- [Information supplied]:

────────────────

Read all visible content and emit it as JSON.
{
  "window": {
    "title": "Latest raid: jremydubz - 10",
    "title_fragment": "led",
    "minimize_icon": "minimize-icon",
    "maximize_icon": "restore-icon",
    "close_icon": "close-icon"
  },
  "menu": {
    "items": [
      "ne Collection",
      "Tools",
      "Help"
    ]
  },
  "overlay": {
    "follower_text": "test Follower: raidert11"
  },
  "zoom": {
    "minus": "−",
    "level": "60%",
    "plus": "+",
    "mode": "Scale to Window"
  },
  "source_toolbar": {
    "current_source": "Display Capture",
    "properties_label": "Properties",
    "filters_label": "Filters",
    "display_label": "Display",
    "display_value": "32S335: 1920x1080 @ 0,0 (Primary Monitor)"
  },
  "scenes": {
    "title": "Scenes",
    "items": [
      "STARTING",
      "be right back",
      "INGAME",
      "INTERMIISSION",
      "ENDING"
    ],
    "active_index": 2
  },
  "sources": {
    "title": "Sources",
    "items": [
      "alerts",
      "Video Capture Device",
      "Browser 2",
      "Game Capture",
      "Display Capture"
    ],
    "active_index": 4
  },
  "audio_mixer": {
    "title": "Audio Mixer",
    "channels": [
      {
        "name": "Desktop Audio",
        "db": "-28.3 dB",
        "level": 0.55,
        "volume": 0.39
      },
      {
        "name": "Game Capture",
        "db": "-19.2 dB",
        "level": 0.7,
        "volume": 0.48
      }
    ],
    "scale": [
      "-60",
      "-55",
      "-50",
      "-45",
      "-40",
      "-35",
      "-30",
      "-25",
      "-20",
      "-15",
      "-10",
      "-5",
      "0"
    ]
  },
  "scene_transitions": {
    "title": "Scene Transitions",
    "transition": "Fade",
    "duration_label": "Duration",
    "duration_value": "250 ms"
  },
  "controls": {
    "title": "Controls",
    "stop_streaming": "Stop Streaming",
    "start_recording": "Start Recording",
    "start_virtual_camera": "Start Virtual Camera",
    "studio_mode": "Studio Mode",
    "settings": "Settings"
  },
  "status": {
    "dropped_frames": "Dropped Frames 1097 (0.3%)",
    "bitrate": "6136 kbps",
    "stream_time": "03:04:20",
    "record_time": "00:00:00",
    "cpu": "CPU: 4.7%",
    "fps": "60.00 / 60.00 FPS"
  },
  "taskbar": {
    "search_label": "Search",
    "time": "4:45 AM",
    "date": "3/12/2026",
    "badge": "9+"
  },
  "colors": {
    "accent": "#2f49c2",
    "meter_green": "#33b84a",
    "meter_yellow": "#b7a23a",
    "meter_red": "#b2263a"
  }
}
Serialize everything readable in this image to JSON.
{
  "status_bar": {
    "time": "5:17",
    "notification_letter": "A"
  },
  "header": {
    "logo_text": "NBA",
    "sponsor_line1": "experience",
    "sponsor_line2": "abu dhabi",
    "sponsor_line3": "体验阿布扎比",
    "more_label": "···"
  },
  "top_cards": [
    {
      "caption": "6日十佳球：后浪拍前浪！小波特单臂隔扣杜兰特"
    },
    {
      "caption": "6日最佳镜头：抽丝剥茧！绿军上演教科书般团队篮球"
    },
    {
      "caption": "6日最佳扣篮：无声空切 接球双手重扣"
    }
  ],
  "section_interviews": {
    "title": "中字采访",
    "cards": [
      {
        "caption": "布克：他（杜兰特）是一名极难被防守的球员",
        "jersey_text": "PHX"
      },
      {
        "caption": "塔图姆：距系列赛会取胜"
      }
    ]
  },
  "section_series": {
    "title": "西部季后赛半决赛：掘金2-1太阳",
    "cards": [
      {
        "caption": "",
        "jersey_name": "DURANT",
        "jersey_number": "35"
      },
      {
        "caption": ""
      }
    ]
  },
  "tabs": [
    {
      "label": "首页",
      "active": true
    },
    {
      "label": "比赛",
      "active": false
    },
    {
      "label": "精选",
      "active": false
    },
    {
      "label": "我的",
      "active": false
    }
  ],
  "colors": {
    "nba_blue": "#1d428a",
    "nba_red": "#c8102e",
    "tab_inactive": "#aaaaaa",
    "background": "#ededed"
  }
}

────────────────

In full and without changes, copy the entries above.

Read all visible content and emit it as JSON.
{
  "window": {
    "title": "Latest raid: jremydubz - 10",
    "title_fragment": "led",
    "minimize_icon": "minimize-icon",
    "maximize_icon": "restore-icon",
    "close_icon": "close-icon"
  },
  "menu": {
    "items": [
      "ne Collection",
      "Tools",
      "Help"
    ]
  },
  "overlay": {
    "follower_text": "test Follower: raidert11"
  },
  "zoom": {
    "minus": "−",
    "level": "60%",
    "plus": "+",
    "mode": "Scale to Window"
  },
  "source_toolbar": {
    "current_source": "Display Capture",
    "properties_label": "Properties",
    "filters_label": "Filters",
    "display_label": "Display",
    "display_value": "32S335: 1920x1080 @ 0,0 (Primary Monitor)"
  },
  "scenes": {
    "title": "Scenes",
    "items": [
      "STARTING",
      "be right back",
      "INGAME",
      "INTERMIISSION",
      "ENDING"
    ],
    "active_index": 2
  },
  "sources": {
    "title": "Sources",
    "items": [
      "alerts",
      "Video Capture Device",
      "Browser 2",
      "Game Capture",
      "Display Capture"
    ],
    "active_index": 4
  },
  "audio_mixer": {
    "title": "Audio Mixer",
    "channels": [
      {
        "name": "Desktop Audio",
        "db": "-28.3 dB",
        "level": 0.55,
        "volume": 0.39
      },
      {
        "name": "Game Capture",
        "db": "-19.2 dB",
        "level": 0.7,
        "volume": 0.48
      }
    ],
    "scale": [
      "-60",
      "-55",
      "-50",
      "-45",
      "-40",
      "-35",
      "-30",
      "-25",
      "-20",
      "-15",
      "-10",
      "-5",
      "0"
    ]
  },
  "scene_transitions": {
    "title": "Scene Transitions",
    "transition": "Fade",
    "duration_label": "Duration",
    "duration_value": "250 ms"
  },
  "controls": {
    "title": "Controls",
    "stop_streaming": "Stop Streaming",
    "start_recording": "Start Recording",
    "start_virtual_camera": "Start Virtual Camera",
    "studio_mode": "Studio Mode",
    "settings": "Settings"
  },
  "status": {
    "dropped_frames": "Dropped Frames 1097 (0.3%)",
    "bitrate": "6136 kbps",
    "stream_time": "03:04:20",
    "record_time": "00:00:00",
    "cpu": "CPU: 4.7%",
    "fps": "60.00 / 60.00 FPS"
  },
  "taskbar": {
    "search_label": "Search",
    "time": "4:45 AM",
    "date": "3/12/2026",
    "badge": "9+"
  },
  "colors": {
    "accent": "#2f49c2",
    "meter_green": "#33b84a",
    "meter_yellow": "#b7a23a",
    "meter_red": "#b2263a"
  }
}
Serialize everything readable in this image to JSON.
{
  "status_bar": {
    "time": "5:17",
    "notification_letter": "A"
  },
  "header": {
    "logo_text": "NBA",
    "sponsor_line1": "experience",
    "sponsor_line2": "abu dhabi",
    "sponsor_line3": "体验阿布扎比",
    "more_label": "···"
  },
  "top_cards": [
    {
      "caption": "6日十佳球：后浪拍前浪！小波特单臂隔扣杜兰特"
    },
    {
      "caption": "6日最佳镜头：抽丝剥茧！绿军上演教科书般团队篮球"
    },
    {
      "caption": "6日最佳扣篮：无声空切 接球双手重扣"
    }
  ],
  "section_interviews": {
    "title": "中字采访",
    "cards": [
      {
        "caption": "布克：他（杜兰特）是一名极难被防守的球员",
        "jersey_text": "PHX"
      },
      {
        "caption": "塔图姆：距系列赛会取胜"
      }
    ]
  },
  "section_series": {
    "title": "西部季后赛半决赛：掘金2-1太阳",
    "cards": [
      {
        "caption": "",
        "jersey_name": "DURANT",
        "jersey_number": "35"
      },
      {
        "caption": ""
      }
    ]
  },
  "tabs": [
    {
      "label": "首页",
      "active": true
    },
    {
      "label": "比赛",
      "active": false
    },
    {
      "label": "精选",
      "active": false
    },
    {
      "label": "我的",
      "active": false
    }
  ],
  "colors": {
    "nba_blue": "#1d428a",
    "nba_red": "#c8102e",
    "tab_inactive": "#aaaaaa",
    "background": "#ededed"
  }
}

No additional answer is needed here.